The SEC has published the final report and recommendations of the 2017 annual Government-Business Forum on Small Business Capital Formation (the “Forum”). As required by the Small Business Investment Incentive Act of 1980, each year the SEC holds a forum focused on small business capital formation. The goal of the forum is to develop recommendations for government and private action to eliminate or reduce impediments to small business capital formation. I previously summarized the opening remarks of the SEC Commissioners. See HERE.
The forum is taken seriously by the SEC and its participants, including the NASAA, and leading small business and professional organizations. Recommendations often gain traction. For example, the forum first recommended reducing the Rule 144 holding period for Exchange Act reporting companies to six months, a rule which was passed in 2008. In 2015 the forum recommended increasing the financial thresholds for the smaller reporting company definition, and the SEC did indeed propose a change
On September 13, 2017, the SEC Advisory Committee on Small and Emerging Companies (the “Advisory Committee”) held its final meeting and issued its final report. The Committee was organized by the SEC for a two-year term to provide advice on SEC rules, regulations and policies regarding “its mission of protecting investors, maintaining fair, orderly and efficient markets and facilitating capital formation” as related to “(i) capital raising by emerging privately held small businesses and publicly traded companies with less than $250 million in public market capitalization; (ii) trading in the securities of such businesses and companies; and (iii) public reporting and corporate governance requirements to which such businesses and companies are subject.”

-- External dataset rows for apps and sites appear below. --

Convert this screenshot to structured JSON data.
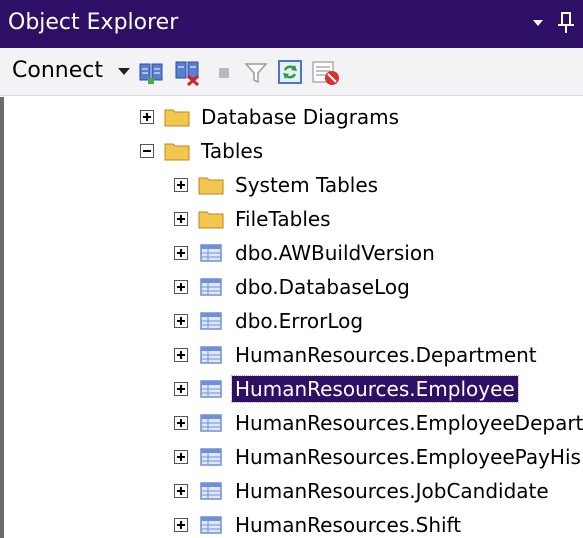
{
  "panel": {
    "title": "Object Explorer"
  },
  "toolbar": {
    "connect_label": "Connect",
    "icons": [
      "connect-object-explorer-icon",
      "disconnect-icon",
      "stop-icon",
      "filter-icon",
      "refresh-icon",
      "activity-monitor-icon"
    ]
  },
  "tree": {
    "nodes": [
      {
        "label": "Database Diagrams",
        "icon": "folder-icon",
        "expanded": false
      },
      {
        "label": "Tables",
        "icon": "folder-icon",
        "expanded": true
      },
      {
        "label": "System Tables",
        "icon": "folder-icon",
        "expanded": false
      },
      {
        "label": "FileTables",
        "icon": "folder-icon",
        "expanded": false
      },
      {
        "label": "dbo.AWBuildVersion",
        "icon": "table-icon",
        "expanded": false
      },
      {
        "label": "dbo.DatabaseLog",
        "icon": "table-icon",
        "expanded": false
      },
      {
        "label": "dbo.ErrorLog",
        "icon": "table-icon",
        "expanded": false
      },
      {
        "label": "HumanResources.Department",
        "icon": "table-icon",
        "expanded": false
      },
      {
        "label": "HumanResources.Employee",
        "icon": "table-icon",
        "expanded": false,
        "selected": true
      },
      {
        "label": "HumanResources.EmployeeDepart",
        "icon": "table-icon",
        "expanded": false
      },
      {
        "label": "HumanResources.EmployeePayHis",
        "icon": "table-icon",
        "expanded": false
      },
      {
        "label": "HumanResources.JobCandidate",
        "icon": "table-icon",
        "expanded": false
      },
      {
        "label": "HumanResources.Shift",
        "icon": "table-icon",
        "expanded": false
      }
    ]
  },
  "colors": {
    "titlebar": "#2d0f66",
    "selection": "#2d0f66",
    "folder": "#f3c64f",
    "table": "#6f8fd6"
  }
}
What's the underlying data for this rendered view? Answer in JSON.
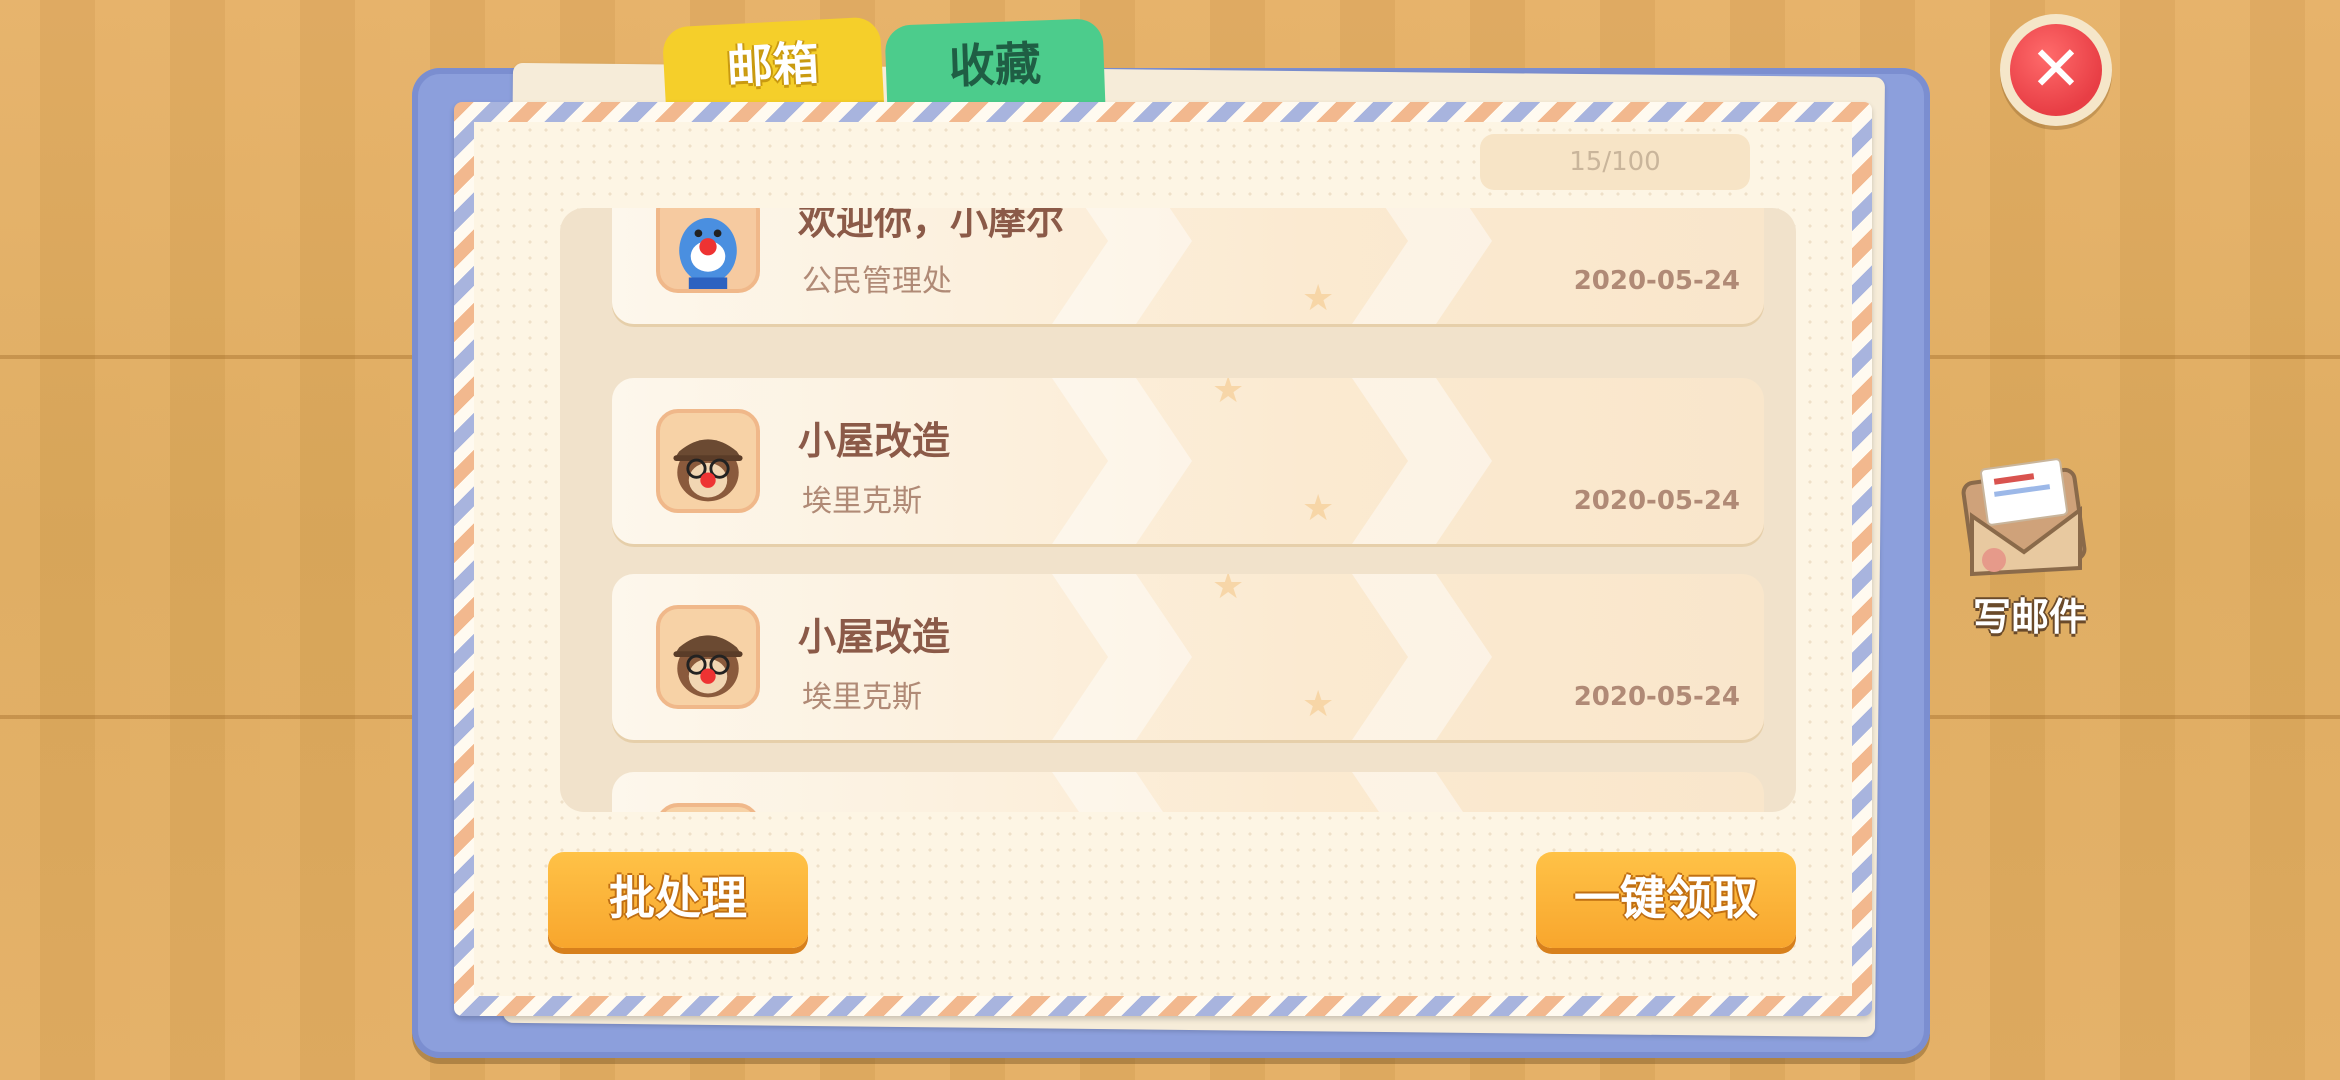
{
  "tabs": [
    {
      "label": "邮箱",
      "active": true
    },
    {
      "label": "收藏",
      "active": false
    }
  ],
  "counter": "15/100",
  "mails": [
    {
      "title": "欢迎你，小摩尔",
      "sender": "公民管理处",
      "date": "2020-05-24",
      "avatar": "blue-mole-avatar"
    },
    {
      "title": "小屋改造",
      "sender": "埃里克斯",
      "date": "2020-05-24",
      "avatar": "detective-mole-avatar"
    },
    {
      "title": "小屋改造",
      "sender": "埃里克斯",
      "date": "2020-05-24",
      "avatar": "detective-mole-avatar"
    }
  ],
  "buttons": {
    "batch": "批处理",
    "claim_all": "一键领取"
  },
  "write_mail": {
    "label": "写邮件",
    "icon": "envelope-icon"
  },
  "close_icon": "close-icon",
  "colors": {
    "board": "#8c9fdc",
    "tab_mailbox": "#f5cf2a",
    "tab_favorites": "#4ccc8c",
    "button": "#f8a62d",
    "close": "#e83e45"
  }
}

As the two-year term is expiring, Congress has determined to establish an Exchange Act-mandated, perpetual committee to be named the Small Business Capital Formation Advisory Committee. The SEC is also setting up a new Office of Advocate for Small Business Capital Formation and is actively seeking to